Owner ASUCLA Communications Board

UCLAradio.com (commonly called UCLA Radio) is the student-run college radio station affiliated with the University of California, Los Angeles. It is staffed by UCLA students and staff, owned by the ASUCLA Communications Board, and funded by underwriting revenue and fundraising. The station receives no money from student fees.

In October 2012, UCLA Radio won the College Music Journal Award for Best Student-Run, Internet-Only Station.[1]

Lauren Uba is General Manager of the station, taking over for Cameron Rowland in September 2014.

History[edit]

Student-run radio at UCLA began in the basement of the Dykstra Hall dormitory on UCLA's campus as KBRU in 1964. ASUCLA quickly took control of the station and moved it to the back of Ackerman Grand Ballroom in Ackerman Union - into a room that had previously been used as a record-listening lounge for students. ASUCLA broadcast the station via carrier current at 530 AM, though the call letters and band were changed frequently throughout the station's history (including a switch to low-power FM, as well as use of cable FM). For most of its time as a terrestrial radio station, the station broadcast as KLA. Federal Communications Commission (FCC) agents disconnected the station's 91.9 FM transmitter in 1999 as it was slightly too powerful to be considered a low-power FM signal. For a short time, the station broadcast solely through cable radio, until its website KLAradio.com was launched in 1999 featuring a SHOUTcast stream. The URL was switched to UCLAradio.com in 2000.

UCLA's student radio station was never officially licensed as an AM or FM station due to lack of support from university administration. Due to the difficulty of purchasing a band in Los Angeles' overcrowded frequency spectrum, the station is not currently considering purchasing one.

The station has produced programmers and staff for practically every radio station based in the Los Angeles area, including KCRW, KROQ-FM, and Fox Sports Radio. Former UCLA Radio programmers include Ted Chen of NBC Los Angeles and film producer Susan Dynner (Brick (film), Punk's Not Dead (2007 film)).

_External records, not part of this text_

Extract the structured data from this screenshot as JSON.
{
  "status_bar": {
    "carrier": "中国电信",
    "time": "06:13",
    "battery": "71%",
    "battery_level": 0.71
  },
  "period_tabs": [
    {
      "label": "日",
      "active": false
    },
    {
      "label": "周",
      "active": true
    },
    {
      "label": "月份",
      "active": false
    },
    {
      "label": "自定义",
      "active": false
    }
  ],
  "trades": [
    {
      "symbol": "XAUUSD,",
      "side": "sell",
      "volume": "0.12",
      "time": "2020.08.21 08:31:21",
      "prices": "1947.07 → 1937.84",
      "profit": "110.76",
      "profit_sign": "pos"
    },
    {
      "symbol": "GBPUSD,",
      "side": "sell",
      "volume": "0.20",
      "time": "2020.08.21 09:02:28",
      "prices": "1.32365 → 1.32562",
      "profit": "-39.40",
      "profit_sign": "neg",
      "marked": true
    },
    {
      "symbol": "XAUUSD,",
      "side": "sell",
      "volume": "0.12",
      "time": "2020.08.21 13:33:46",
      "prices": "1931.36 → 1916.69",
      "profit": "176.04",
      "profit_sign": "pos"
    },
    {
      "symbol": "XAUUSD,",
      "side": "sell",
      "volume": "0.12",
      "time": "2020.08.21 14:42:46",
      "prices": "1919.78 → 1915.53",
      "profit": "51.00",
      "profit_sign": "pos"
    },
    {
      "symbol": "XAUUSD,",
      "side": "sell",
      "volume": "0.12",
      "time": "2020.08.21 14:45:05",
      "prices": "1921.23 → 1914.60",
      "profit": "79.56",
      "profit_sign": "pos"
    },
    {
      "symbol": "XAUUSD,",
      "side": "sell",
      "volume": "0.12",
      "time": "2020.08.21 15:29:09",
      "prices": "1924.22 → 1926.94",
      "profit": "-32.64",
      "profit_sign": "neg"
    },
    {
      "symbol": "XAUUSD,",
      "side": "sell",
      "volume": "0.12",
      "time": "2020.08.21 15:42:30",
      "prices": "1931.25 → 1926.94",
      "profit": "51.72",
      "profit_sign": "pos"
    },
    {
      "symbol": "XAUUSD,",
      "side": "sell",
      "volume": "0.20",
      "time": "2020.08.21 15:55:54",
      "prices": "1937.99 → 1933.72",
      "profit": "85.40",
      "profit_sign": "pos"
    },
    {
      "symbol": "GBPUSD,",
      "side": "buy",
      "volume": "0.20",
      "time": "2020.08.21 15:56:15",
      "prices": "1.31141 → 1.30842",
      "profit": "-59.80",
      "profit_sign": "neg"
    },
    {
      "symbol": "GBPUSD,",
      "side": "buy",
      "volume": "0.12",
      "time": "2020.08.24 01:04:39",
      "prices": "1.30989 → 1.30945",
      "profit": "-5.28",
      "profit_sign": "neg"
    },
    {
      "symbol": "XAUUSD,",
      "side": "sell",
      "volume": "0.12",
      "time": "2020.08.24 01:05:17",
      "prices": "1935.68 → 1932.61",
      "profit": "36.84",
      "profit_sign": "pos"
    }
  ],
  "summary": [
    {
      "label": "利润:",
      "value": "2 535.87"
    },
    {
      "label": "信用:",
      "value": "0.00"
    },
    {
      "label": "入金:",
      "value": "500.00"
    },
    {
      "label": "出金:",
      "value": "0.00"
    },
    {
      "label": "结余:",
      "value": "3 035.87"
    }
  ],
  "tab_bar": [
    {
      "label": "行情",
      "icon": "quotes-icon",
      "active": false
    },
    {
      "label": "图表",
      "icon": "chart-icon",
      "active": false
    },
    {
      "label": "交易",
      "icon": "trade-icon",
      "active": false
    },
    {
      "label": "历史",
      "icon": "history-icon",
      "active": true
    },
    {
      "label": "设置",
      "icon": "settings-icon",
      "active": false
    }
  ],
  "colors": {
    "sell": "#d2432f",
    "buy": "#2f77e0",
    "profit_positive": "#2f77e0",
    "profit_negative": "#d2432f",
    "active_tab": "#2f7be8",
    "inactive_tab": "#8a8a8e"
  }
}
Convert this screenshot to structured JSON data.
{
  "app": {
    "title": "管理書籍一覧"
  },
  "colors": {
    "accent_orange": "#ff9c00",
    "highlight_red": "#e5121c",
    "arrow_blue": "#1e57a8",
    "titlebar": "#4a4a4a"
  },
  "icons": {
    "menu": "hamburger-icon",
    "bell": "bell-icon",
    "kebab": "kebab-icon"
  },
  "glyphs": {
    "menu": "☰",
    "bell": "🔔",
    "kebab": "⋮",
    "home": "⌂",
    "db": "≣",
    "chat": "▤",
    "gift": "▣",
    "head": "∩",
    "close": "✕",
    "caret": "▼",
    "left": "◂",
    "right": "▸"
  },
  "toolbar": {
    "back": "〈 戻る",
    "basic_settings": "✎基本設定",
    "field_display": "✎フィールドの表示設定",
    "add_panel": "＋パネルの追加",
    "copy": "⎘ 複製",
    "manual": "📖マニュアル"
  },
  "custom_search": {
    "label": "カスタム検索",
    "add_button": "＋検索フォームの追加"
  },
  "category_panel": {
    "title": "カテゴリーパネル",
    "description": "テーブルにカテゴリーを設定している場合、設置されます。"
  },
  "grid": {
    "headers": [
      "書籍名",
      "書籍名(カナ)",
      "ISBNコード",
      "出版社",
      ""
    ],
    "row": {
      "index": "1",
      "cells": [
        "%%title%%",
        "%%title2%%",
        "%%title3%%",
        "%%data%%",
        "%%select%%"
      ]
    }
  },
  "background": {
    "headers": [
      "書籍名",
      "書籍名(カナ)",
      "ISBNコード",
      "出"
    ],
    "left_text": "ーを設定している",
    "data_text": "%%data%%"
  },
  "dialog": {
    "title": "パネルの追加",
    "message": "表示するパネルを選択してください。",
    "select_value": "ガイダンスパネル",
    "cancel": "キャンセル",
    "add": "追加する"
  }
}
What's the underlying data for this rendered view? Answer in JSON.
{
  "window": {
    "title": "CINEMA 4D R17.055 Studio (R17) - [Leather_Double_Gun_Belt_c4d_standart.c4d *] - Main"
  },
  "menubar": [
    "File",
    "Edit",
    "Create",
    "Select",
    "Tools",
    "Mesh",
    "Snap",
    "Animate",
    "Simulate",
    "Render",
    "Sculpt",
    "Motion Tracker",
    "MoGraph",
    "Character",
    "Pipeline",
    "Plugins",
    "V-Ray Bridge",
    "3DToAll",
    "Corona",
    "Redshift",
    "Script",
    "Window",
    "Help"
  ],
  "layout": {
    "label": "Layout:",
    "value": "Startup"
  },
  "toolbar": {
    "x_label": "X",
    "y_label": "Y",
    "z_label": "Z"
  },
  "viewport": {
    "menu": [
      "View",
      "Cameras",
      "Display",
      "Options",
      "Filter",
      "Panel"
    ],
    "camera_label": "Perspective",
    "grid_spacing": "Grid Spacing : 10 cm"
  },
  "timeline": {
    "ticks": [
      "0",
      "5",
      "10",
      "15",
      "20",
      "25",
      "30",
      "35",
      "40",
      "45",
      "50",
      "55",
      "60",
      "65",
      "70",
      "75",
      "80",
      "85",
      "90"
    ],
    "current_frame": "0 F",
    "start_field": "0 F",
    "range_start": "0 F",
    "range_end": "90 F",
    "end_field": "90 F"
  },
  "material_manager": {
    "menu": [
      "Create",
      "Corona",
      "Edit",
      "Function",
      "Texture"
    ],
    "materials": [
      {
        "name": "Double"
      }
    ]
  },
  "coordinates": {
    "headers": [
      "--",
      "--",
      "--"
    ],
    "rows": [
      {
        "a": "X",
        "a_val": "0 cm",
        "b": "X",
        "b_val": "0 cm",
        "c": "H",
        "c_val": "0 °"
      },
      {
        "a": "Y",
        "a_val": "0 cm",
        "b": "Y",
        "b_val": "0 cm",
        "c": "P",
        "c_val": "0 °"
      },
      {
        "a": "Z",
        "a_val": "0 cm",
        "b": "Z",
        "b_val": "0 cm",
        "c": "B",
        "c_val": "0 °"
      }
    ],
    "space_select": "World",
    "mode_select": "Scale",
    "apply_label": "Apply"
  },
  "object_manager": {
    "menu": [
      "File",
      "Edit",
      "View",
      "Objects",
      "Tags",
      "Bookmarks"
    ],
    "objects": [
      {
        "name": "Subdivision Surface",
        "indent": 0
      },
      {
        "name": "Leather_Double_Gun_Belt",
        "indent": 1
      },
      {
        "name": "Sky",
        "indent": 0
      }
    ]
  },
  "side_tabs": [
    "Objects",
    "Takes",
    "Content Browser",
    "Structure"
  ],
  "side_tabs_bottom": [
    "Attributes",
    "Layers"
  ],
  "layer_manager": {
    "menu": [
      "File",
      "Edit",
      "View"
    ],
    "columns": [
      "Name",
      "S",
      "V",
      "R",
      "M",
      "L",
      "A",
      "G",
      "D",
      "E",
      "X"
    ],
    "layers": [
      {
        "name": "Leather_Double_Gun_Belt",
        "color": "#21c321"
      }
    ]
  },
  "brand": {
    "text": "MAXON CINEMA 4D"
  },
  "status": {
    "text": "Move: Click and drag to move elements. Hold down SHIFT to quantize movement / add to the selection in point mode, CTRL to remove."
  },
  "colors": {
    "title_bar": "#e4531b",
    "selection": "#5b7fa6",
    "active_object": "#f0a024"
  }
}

Programming[edit]

UCLAradio.com features highly eclectic programming, offering programmers the opportunity to do practically anything with their allotted blocks of air-time. Many shows focus on indie rock music, but station programming usually represents countless other genres as well. Some shows offer talk content ranging from sports to current events to comedy. On Tuesday evenings, the station features a two-hour News program focused on campus events, politics, entertainment, as well as national and global headlines.[2]

The station's live signal streams on the Internet in both Windows Media Player and QuickTime formats, as well as through iTunes. The new website, launched in April 2012, also features an in-browser player.

On January 8, 2007, the station launched a daily podcast which has since been discontinued. The podcast consisted of on-air programming highlights and podcast-only programming covering sports, news and music. Beginning in April 2012, UCLA Radio began broadcasting in UCLA's Kerckhoff Coffee House on weekdays from 12pm to 2pm.

Finally, many members of UCLAradio.com's staff regularly contribute to the station's popular blog, which covers a mélange of pop culture, politics and miscellania.

Since it is not a terrestrial station, UCLAradio.com is not beholden to the FCC's programming guidelines. However, the station does enforce ASUCLA Student Media's decency standards, which concentrate mainly on avoiding discriminatory content.

Notes[edit]

External links[edit]

  • UCLAradio.com - UCLA's student-run radio station.
  • Friends of KLA - Alumni club for the radio station.
  • "KLA Radio" - A brief article on the station's history during the 1960s.
  • [1] - Article that cites the programs low numbers
  • [2] - Cites controversy of its members